::: Data

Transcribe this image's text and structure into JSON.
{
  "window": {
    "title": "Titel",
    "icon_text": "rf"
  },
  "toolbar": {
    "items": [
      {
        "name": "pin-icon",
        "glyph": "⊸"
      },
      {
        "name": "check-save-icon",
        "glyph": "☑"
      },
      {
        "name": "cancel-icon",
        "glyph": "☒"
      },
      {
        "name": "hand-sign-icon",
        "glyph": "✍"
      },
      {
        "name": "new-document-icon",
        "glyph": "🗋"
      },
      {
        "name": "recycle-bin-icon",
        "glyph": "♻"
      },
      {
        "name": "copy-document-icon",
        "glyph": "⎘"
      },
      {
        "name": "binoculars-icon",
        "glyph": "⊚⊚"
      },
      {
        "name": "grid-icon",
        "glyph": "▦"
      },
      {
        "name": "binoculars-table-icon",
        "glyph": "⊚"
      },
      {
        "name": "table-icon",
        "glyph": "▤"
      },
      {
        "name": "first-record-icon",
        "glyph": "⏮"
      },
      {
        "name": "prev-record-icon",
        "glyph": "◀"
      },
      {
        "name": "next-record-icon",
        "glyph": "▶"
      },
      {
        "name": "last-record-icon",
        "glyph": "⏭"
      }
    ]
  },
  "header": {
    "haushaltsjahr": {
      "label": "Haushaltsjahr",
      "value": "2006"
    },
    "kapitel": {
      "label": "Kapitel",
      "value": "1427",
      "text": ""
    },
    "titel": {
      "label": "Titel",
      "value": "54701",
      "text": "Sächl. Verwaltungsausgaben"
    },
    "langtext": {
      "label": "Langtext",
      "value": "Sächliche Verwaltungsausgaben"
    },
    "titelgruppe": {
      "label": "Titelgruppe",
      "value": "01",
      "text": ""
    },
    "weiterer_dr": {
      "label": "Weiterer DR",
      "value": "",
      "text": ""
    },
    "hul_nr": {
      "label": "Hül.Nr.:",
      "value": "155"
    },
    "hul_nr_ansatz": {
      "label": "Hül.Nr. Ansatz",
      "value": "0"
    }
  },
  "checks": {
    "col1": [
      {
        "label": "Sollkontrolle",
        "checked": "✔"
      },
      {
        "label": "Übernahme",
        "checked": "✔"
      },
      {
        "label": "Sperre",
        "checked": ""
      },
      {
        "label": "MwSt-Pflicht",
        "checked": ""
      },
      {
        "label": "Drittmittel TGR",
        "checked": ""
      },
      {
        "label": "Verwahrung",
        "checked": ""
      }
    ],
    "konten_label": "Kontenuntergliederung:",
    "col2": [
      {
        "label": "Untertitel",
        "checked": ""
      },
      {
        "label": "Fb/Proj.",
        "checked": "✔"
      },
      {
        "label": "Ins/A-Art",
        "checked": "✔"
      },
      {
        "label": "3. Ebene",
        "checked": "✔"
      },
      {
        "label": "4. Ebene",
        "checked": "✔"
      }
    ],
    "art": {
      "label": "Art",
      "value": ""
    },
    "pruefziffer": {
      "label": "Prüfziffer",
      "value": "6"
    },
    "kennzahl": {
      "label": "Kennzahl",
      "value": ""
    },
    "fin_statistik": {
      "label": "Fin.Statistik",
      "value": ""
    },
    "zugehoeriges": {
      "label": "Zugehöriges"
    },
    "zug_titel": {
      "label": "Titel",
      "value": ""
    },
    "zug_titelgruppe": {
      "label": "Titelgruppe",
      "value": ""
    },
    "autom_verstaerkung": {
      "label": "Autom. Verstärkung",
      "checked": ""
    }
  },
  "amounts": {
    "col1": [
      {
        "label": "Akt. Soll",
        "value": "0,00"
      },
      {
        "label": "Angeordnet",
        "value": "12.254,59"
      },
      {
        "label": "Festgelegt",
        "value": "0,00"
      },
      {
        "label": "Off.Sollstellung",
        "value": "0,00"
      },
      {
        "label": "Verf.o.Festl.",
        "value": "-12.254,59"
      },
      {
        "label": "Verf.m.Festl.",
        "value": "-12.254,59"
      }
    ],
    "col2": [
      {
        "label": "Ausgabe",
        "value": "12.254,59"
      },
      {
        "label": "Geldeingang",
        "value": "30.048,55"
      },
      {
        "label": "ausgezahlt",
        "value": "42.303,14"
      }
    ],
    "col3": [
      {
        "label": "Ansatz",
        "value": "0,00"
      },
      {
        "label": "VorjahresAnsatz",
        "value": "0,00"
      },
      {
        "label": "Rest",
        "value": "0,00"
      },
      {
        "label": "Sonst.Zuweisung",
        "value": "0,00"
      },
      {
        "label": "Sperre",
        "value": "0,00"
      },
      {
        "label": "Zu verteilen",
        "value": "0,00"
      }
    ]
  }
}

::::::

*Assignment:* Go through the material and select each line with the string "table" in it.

*Written solution:*
        "name": "binoculars-table-icon",
        "name": "table-icon",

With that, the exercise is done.